A number of airlines have now grounded their Boeing 737s after an Ethiopian airlines crash on Sunday killed all 157 people on board.
It was the second crash in five months involving a 737 Max 8 – the first being a Lion Air accident in Indonesia last October. The 737 Max 8 aircraft has only been in commercial use since 2017.
US plane maker Boeing is facing questions, but experts warn it is too early to say what caused the latest disaster.
According to Ethiopian Airlines, the plane, flight ET302, crashed just six minutes after it left Addis Ababa, 60km south-east of the capital.
The pilot had reported difficulties and had asked to return to Addis Ababa, the airline said.

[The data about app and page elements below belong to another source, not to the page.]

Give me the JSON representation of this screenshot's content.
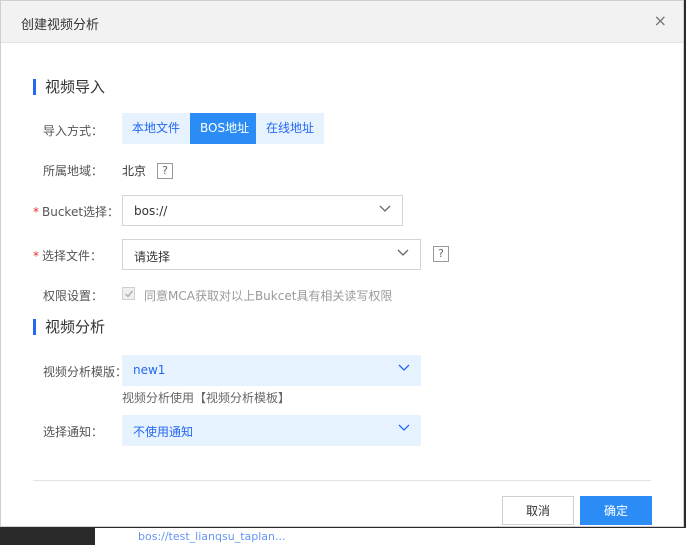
{
  "background": {
    "link_text": "bos://test_lianqsu_taplan..."
  },
  "dialog": {
    "title": "创建视频分析",
    "close_label": "×"
  },
  "import_section": {
    "title": "视频导入",
    "method_label": "导入方式：",
    "methods": [
      "本地文件",
      "BOS地址",
      "在线地址"
    ],
    "selected_method": "BOS地址",
    "region_label": "所属地域：",
    "region_value": "北京",
    "help": "?",
    "bucket_label": "Bucket选择：",
    "bucket_value": "bos://",
    "file_label": "选择文件：",
    "file_value": "请选择",
    "permission_label": "权限设置：",
    "permission_text": "同意MCA获取对以上Bukcet具有相关读写权限",
    "permission_checked": true
  },
  "analysis_section": {
    "title": "视频分析",
    "template_label": "视频分析模版：",
    "template_value": "new1",
    "template_hint": "视频分析使用【视频分析模板】",
    "notify_label": "选择通知：",
    "notify_value": "不使用通知"
  },
  "footer": {
    "cancel_label": "取消",
    "confirm_label": "确定"
  },
  "colors": {
    "accent": "#2b8cf5",
    "required": "#ea2e2e",
    "light_blue": "#e6f2fd"
  }
}
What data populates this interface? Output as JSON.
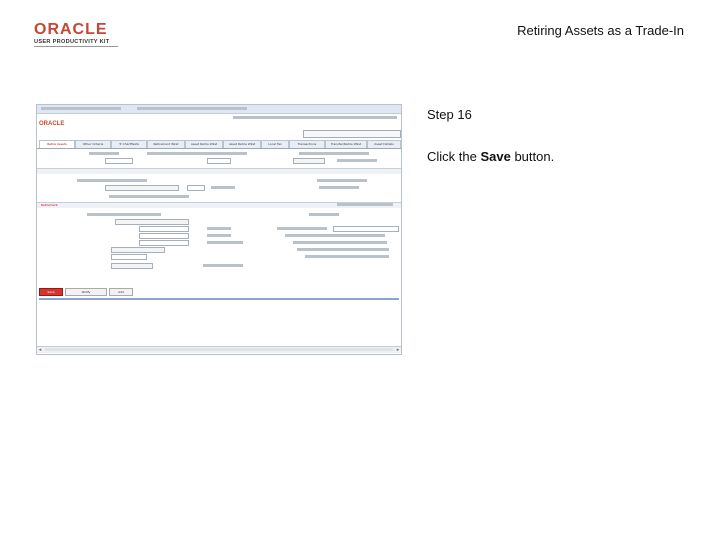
{
  "header": {
    "logo_word": "ORACLE",
    "logo_sub": "USER PRODUCTIVITY KIT",
    "title": "Retiring Assets as a Trade-In"
  },
  "step": "Step 16",
  "instruction": {
    "before": "Click the ",
    "bold": "Save",
    "after": " button."
  },
  "screenshot": {
    "logo": "ORACLE",
    "tabs": [
      "Retire Assets",
      "Other Criteria",
      "Tr Chartfields",
      "Retirement Wkst",
      "Asset Retire Wkst",
      "Asset Retire Wkst",
      "Local Tax",
      "Transactions",
      "Transfer/Retire Wkst",
      "Asset Details"
    ],
    "section_label": "Retirement",
    "save_label": "Save",
    "button_labels": [
      "Notify",
      "Add"
    ],
    "colors": {
      "brand": "#c74634",
      "save_button": "#d9342b"
    }
  }
}
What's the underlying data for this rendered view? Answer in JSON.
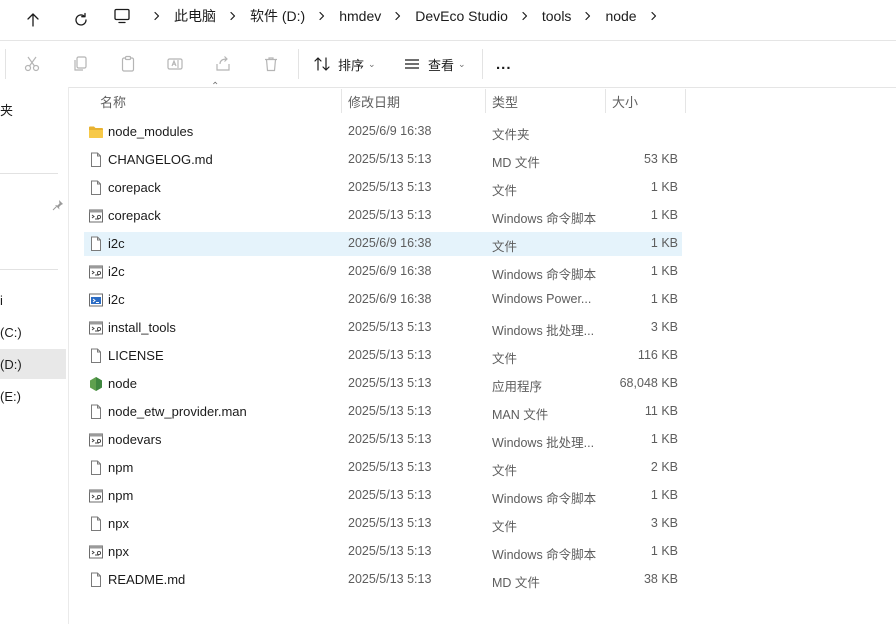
{
  "breadcrumbs": [
    "此电脑",
    "软件 (D:)",
    "hmdev",
    "DevEco Studio",
    "tools",
    "node"
  ],
  "toolbar": {
    "sort_label": "排序",
    "view_label": "查看",
    "more_label": "..."
  },
  "sidebar": {
    "items": [
      {
        "label": "夹"
      },
      {
        "label": "i"
      },
      {
        "label": "(C:)"
      },
      {
        "label": "(D:)",
        "selected": true
      },
      {
        "label": "(E:)"
      }
    ]
  },
  "columns": {
    "name": "名称",
    "date": "修改日期",
    "type": "类型",
    "size": "大小"
  },
  "files": [
    {
      "name": "node_modules",
      "date": "2025/6/9 16:38",
      "type": "文件夹",
      "size": "",
      "icon": "folder-icon"
    },
    {
      "name": "CHANGELOG.md",
      "date": "2025/5/13 5:13",
      "type": "MD 文件",
      "size": "53 KB",
      "icon": "file-icon"
    },
    {
      "name": "corepack",
      "date": "2025/5/13 5:13",
      "type": "文件",
      "size": "1 KB",
      "icon": "file-icon"
    },
    {
      "name": "corepack",
      "date": "2025/5/13 5:13",
      "type": "Windows 命令脚本",
      "size": "1 KB",
      "icon": "script-icon"
    },
    {
      "name": "i2c",
      "date": "2025/6/9 16:38",
      "type": "文件",
      "size": "1 KB",
      "icon": "file-icon",
      "selected": true
    },
    {
      "name": "i2c",
      "date": "2025/6/9 16:38",
      "type": "Windows 命令脚本",
      "size": "1 KB",
      "icon": "script-icon"
    },
    {
      "name": "i2c",
      "date": "2025/6/9 16:38",
      "type": "Windows Power...",
      "size": "1 KB",
      "icon": "powershell-icon"
    },
    {
      "name": "install_tools",
      "date": "2025/5/13 5:13",
      "type": "Windows 批处理...",
      "size": "3 KB",
      "icon": "script-icon"
    },
    {
      "name": "LICENSE",
      "date": "2025/5/13 5:13",
      "type": "文件",
      "size": "116 KB",
      "icon": "file-icon"
    },
    {
      "name": "node",
      "date": "2025/5/13 5:13",
      "type": "应用程序",
      "size": "68,048 KB",
      "icon": "node-app-icon"
    },
    {
      "name": "node_etw_provider.man",
      "date": "2025/5/13 5:13",
      "type": "MAN 文件",
      "size": "11 KB",
      "icon": "file-icon"
    },
    {
      "name": "nodevars",
      "date": "2025/5/13 5:13",
      "type": "Windows 批处理...",
      "size": "1 KB",
      "icon": "script-icon"
    },
    {
      "name": "npm",
      "date": "2025/5/13 5:13",
      "type": "文件",
      "size": "2 KB",
      "icon": "file-icon"
    },
    {
      "name": "npm",
      "date": "2025/5/13 5:13",
      "type": "Windows 命令脚本",
      "size": "1 KB",
      "icon": "script-icon"
    },
    {
      "name": "npx",
      "date": "2025/5/13 5:13",
      "type": "文件",
      "size": "3 KB",
      "icon": "file-icon"
    },
    {
      "name": "npx",
      "date": "2025/5/13 5:13",
      "type": "Windows 命令脚本",
      "size": "1 KB",
      "icon": "script-icon"
    },
    {
      "name": "README.md",
      "date": "2025/5/13 5:13",
      "type": "MD 文件",
      "size": "38 KB",
      "icon": "file-icon"
    }
  ],
  "colors": {
    "selection": "#e5f3fb",
    "folder": "#f7c948",
    "node_green": "#5fa04e"
  }
}
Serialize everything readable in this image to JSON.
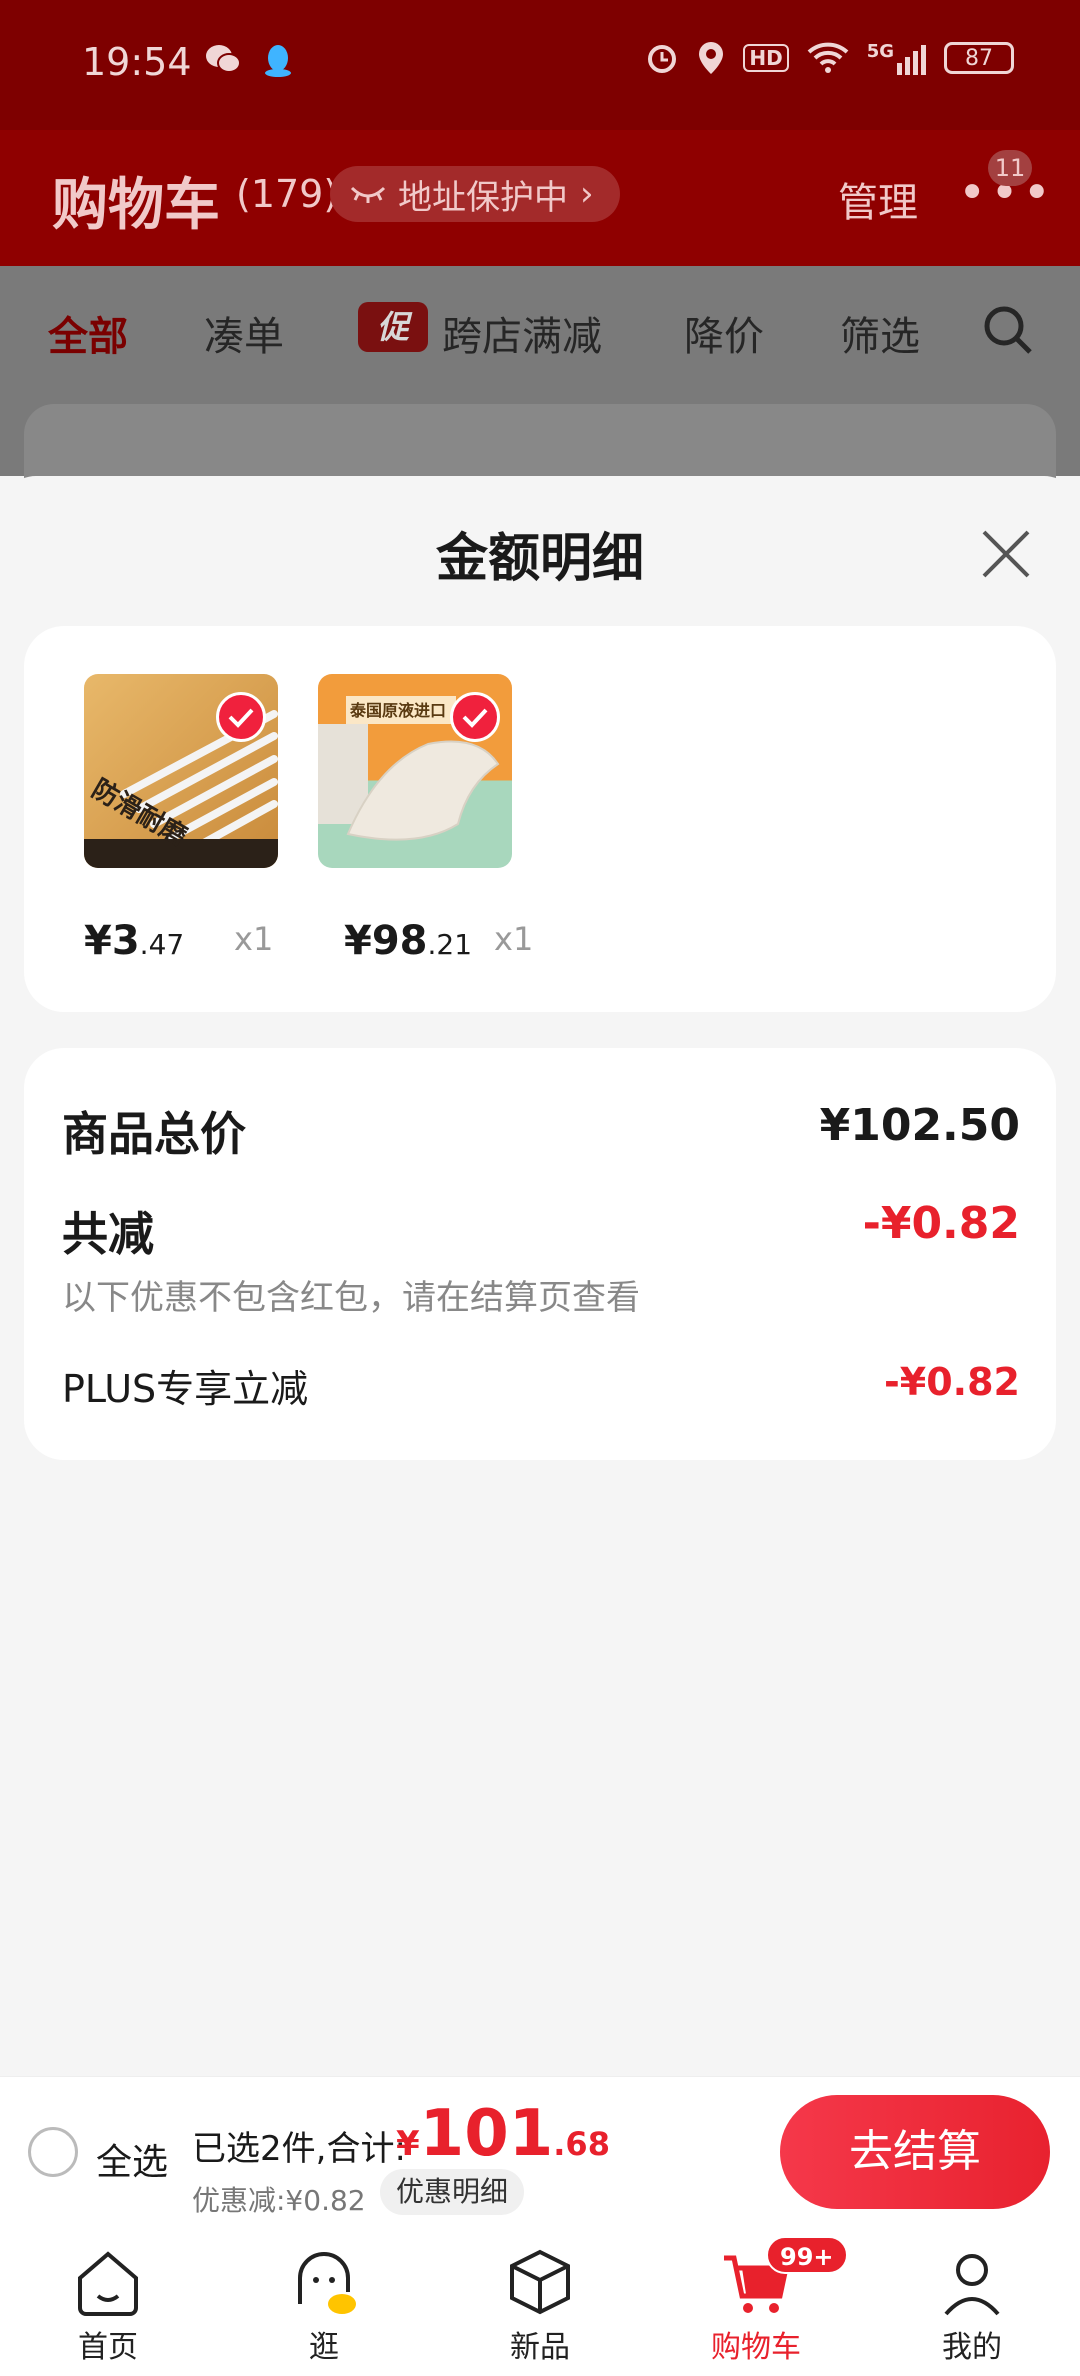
{
  "status_bar": {
    "time": "19:54",
    "left_icons": [
      "wechat-icon",
      "qq-icon"
    ],
    "right_icons": [
      "alarm-icon",
      "location-icon",
      "hd-icon",
      "wifi-icon",
      "5g-signal-icon"
    ],
    "hd": "HD",
    "network": "5G",
    "battery": "87"
  },
  "header": {
    "title": "购物车",
    "count": "(179)",
    "address_protect": "地址保护中",
    "manage": "管理",
    "more_badge": "11"
  },
  "tabs": [
    {
      "label": "全部",
      "active": true
    },
    {
      "label": "凑单"
    },
    {
      "label": "跨店满减",
      "tag": "促"
    },
    {
      "label": "降价"
    },
    {
      "label": "筛选"
    }
  ],
  "sheet": {
    "title": "金额明细",
    "products": [
      {
        "price_int": "¥3",
        "price_dec": ".47",
        "qty": "x1",
        "image_text": "防滑耐磨"
      },
      {
        "price_int": "¥98",
        "price_dec": ".21",
        "qty": "x1",
        "image_text": "泰国原液进口"
      }
    ],
    "summary": {
      "total_label": "商品总价",
      "total_value": "¥102.50",
      "discount_label": "共减",
      "discount_value": "-¥0.82",
      "discount_note": "以下优惠不包含红包，请在结算页查看",
      "plus_label": "PLUS专享立减",
      "plus_value": "-¥0.82"
    }
  },
  "checkout": {
    "select_all": "全选",
    "selected_text": "已选2件,合计:",
    "total_yen": "¥",
    "total_int": "101",
    "total_dec": ".68",
    "discount_text": "优惠减:¥0.82",
    "detail_button": "优惠明细",
    "checkout_button": "去结算"
  },
  "tabbar": [
    {
      "label": "首页",
      "icon": "home-icon"
    },
    {
      "label": "逛",
      "icon": "browse-icon"
    },
    {
      "label": "新品",
      "icon": "new-box-icon"
    },
    {
      "label": "购物车",
      "icon": "cart-icon",
      "active": true,
      "badge": "99+"
    },
    {
      "label": "我的",
      "icon": "profile-icon"
    }
  ],
  "colors": {
    "brand_red": "#e8212c",
    "header_dim": "#8f0000"
  }
}
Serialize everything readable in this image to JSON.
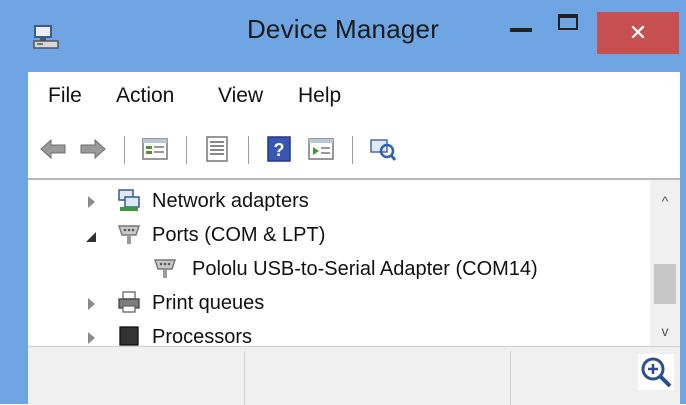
{
  "window": {
    "title": "Device Manager",
    "close_glyph": "✕"
  },
  "menu": [
    "File",
    "Action",
    "View",
    "Help"
  ],
  "toolbar": {
    "buttons": [
      "back-arrow-icon",
      "forward-arrow-icon",
      "properties-icon",
      "device-list-icon",
      "help-icon",
      "update-driver-icon",
      "scan-hardware-icon"
    ]
  },
  "tree": {
    "items": [
      {
        "label": "Network adapters",
        "state": "collapsed",
        "level": 1,
        "icon": "network-adapter-icon"
      },
      {
        "label": "Ports (COM & LPT)",
        "state": "expanded",
        "level": 1,
        "icon": "port-icon"
      },
      {
        "label": "Pololu USB-to-Serial Adapter (COM14)",
        "state": "leaf",
        "level": 2,
        "icon": "port-device-icon"
      },
      {
        "label": "Print queues",
        "state": "collapsed",
        "level": 1,
        "icon": "printer-icon"
      },
      {
        "label": "Processors",
        "state": "collapsed",
        "level": 1,
        "icon": "processor-icon"
      }
    ]
  },
  "scrollbar": {
    "up_glyph": "^",
    "down_glyph": "v"
  },
  "colors": {
    "frame": "#6fa5e3",
    "close_button": "#c75050"
  }
}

"At this stage, we cannot rule out anything," Ethiopian Airlines CEO Tewolde Gebremariam told reporters at Bole International Airport in the capital.
Passengers from more than 30 countries were on board the flight, including 32 Kenyans, 18 Canadians, and seven Britons.
At least 19 victims were heading to a session of the UN Environment Assembly in Nairobi, which began with a minute's silence on Monday.
In Ethiopia, Monday has been declared as a national day of mourning.